San Cristóbal de las Casas (population 186000), also known by its native Tzotzil name, Jovel (pronounced [xɤ̞ˈve̞l]), is a town and municipality located in the Central Highlands, at an elevation of 2,100 metres. region of the Mexican state of Chiapas.
Founded about 1528 as Villa Real, the settlement was renamed on various occasions before acquiring its present name (1848), which honours Bartolomé de Las Casas, the first bishop of Chiapas. Many colonial buildings remain in the city, the most notable of which is the Santo Domingo church, built in the 16th and 17th centuries.
San Cristóbal was the Chiapas state capital from 1824 to 1892, but remained relatively isolated until the 1970s, when tourism began to influence its economy. Recent decades have seen an influx of indigenous villagers into the ‘Cinturón de Miseria’ (Belt of Misery), a series of impoverished, violence-ridden, makeshift colonies around San Cristóbal’s periférico (ring road). Many of these people are here because they have been expelled from Chamula and other communities as a result of internal politico-religious conflicts. Most of the craft sellers around Santo Domingo church and the underage hawkers around town come from the Cinturón de Miseria.

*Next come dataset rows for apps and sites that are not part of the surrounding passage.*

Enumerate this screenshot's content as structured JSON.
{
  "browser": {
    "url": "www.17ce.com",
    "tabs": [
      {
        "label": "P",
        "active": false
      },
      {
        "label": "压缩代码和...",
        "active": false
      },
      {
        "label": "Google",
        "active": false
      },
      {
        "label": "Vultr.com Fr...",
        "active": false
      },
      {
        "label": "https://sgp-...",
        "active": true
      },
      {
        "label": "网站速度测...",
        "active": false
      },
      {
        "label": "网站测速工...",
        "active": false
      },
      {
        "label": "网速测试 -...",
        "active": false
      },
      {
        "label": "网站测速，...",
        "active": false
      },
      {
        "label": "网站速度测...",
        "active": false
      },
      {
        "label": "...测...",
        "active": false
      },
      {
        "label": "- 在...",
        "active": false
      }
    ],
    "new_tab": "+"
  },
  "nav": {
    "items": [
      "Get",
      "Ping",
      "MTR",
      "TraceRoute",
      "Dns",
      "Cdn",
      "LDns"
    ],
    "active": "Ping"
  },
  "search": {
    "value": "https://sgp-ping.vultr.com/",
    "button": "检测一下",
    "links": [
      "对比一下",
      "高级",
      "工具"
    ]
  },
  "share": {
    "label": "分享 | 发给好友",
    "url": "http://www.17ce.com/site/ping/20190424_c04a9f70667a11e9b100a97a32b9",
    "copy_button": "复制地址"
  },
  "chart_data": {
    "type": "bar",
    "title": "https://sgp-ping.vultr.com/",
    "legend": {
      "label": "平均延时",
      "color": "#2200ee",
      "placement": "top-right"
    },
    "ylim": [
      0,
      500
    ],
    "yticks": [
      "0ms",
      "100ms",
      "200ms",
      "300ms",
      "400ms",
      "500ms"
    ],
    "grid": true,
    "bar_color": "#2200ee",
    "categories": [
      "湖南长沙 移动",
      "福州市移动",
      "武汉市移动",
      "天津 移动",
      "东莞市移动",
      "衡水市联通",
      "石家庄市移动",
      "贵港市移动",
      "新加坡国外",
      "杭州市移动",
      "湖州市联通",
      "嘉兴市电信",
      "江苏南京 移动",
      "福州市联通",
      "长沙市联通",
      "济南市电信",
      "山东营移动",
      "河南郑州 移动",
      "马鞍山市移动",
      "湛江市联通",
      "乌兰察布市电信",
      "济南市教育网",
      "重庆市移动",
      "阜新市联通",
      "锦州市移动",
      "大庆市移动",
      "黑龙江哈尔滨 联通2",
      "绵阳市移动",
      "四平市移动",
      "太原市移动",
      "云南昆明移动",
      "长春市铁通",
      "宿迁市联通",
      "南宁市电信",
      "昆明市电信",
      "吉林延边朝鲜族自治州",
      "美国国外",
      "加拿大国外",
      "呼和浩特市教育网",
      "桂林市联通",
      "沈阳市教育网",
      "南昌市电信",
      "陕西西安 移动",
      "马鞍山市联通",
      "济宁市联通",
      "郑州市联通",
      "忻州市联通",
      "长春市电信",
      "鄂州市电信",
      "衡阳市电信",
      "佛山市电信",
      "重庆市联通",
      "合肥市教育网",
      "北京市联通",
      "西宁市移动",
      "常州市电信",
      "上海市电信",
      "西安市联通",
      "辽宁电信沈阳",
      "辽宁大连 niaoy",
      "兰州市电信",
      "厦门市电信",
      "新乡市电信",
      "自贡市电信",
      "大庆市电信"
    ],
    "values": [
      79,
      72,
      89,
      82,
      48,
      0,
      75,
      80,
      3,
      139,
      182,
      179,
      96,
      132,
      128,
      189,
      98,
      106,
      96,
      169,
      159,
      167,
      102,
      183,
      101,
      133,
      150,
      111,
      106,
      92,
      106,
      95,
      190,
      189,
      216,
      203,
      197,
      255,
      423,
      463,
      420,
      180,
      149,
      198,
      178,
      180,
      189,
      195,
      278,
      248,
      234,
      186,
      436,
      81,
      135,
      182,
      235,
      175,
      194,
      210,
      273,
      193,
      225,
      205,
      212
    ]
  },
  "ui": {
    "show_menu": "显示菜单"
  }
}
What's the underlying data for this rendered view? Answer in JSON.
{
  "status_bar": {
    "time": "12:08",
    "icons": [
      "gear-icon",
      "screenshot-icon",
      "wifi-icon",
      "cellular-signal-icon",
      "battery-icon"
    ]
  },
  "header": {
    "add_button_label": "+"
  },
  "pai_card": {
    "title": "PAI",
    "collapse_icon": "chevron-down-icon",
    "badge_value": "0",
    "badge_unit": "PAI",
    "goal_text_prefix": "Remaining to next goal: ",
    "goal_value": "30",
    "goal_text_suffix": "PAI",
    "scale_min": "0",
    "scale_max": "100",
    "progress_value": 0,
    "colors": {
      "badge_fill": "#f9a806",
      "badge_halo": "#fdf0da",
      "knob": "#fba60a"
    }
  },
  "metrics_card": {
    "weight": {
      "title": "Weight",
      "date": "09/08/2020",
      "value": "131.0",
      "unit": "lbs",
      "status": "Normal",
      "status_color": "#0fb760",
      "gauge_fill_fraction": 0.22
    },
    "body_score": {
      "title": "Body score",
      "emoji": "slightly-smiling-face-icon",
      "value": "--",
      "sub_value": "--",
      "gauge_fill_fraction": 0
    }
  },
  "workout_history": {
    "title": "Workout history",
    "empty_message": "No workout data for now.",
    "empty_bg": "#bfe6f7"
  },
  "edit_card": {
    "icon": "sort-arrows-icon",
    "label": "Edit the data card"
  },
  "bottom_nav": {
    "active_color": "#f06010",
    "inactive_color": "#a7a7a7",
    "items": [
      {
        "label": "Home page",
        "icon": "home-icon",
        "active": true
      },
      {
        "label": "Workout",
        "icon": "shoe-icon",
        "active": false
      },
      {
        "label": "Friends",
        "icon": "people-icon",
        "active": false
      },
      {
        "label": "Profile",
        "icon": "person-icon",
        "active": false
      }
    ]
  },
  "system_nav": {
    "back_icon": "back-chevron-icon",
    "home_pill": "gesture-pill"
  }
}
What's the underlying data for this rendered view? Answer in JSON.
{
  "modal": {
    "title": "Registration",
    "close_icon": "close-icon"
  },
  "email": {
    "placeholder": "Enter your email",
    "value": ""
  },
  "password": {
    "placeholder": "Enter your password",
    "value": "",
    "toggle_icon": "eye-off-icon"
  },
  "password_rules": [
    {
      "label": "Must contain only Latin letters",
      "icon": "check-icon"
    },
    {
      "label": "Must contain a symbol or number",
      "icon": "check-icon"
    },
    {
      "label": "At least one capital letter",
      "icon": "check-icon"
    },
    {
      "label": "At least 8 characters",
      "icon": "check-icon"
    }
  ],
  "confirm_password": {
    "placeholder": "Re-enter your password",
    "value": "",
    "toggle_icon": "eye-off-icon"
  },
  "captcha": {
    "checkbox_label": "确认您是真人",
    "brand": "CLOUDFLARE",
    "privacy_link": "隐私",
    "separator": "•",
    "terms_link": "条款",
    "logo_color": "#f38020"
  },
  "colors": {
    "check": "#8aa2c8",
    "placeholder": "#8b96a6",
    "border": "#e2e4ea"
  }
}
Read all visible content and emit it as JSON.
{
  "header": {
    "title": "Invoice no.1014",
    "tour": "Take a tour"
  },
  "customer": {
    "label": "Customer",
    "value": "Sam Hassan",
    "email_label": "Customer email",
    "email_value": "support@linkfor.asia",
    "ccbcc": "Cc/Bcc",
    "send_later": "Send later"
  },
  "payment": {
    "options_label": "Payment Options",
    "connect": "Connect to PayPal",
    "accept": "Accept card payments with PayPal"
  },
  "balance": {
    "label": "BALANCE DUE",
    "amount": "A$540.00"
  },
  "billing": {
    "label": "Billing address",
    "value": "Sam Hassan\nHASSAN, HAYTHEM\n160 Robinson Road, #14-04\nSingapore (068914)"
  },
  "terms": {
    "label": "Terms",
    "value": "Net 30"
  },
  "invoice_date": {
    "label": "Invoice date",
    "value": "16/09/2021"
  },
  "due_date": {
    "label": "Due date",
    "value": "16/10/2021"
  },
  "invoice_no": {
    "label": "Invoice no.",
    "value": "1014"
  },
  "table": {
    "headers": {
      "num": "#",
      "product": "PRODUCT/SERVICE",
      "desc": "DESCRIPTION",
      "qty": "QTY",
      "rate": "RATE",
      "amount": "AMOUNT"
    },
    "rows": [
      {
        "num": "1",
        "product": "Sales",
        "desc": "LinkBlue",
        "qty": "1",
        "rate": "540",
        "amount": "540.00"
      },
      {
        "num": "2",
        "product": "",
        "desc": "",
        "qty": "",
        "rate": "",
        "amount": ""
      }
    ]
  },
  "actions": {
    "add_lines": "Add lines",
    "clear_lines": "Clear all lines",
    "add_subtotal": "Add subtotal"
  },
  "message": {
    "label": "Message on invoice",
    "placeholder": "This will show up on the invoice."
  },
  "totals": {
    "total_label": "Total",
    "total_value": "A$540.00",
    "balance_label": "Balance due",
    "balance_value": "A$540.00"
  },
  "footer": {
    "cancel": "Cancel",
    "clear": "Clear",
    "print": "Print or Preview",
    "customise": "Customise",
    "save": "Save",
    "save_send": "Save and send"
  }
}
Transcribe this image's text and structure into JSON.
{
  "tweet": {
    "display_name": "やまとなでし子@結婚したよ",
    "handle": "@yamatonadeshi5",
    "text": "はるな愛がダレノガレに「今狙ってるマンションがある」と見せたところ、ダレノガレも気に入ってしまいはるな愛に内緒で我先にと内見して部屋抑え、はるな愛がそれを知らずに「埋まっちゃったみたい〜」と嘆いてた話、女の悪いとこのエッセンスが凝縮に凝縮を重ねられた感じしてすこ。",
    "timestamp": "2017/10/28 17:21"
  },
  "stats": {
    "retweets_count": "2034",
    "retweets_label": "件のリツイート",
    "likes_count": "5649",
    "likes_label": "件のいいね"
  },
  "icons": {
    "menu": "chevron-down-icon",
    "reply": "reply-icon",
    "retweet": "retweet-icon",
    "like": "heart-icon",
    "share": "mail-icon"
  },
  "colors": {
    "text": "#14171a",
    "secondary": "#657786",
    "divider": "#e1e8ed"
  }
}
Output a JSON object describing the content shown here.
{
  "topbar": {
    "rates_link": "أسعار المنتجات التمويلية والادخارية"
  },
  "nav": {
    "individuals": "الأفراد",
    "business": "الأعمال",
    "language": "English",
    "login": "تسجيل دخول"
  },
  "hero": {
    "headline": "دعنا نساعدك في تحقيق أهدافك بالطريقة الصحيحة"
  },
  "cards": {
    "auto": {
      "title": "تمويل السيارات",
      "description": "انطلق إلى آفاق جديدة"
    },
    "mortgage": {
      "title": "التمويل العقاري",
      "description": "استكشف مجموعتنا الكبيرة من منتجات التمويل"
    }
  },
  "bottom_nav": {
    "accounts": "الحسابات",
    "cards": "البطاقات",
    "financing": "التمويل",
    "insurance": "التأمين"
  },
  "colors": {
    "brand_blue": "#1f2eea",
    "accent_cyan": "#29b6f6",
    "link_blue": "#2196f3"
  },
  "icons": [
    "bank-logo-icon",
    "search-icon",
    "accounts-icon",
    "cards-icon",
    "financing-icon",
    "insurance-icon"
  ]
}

San Cristóbal was catapulted into the international limelight on January 1, 1994, when the Zapatista rebels selected it as one of four places in which to launch their revolution, seizing and sacking government offices in the town before being driven out within a few days by the Mexican army. Political and social tensions remain, but San Cristóbal continues to attract travelers, real estate investment and a growing middle class.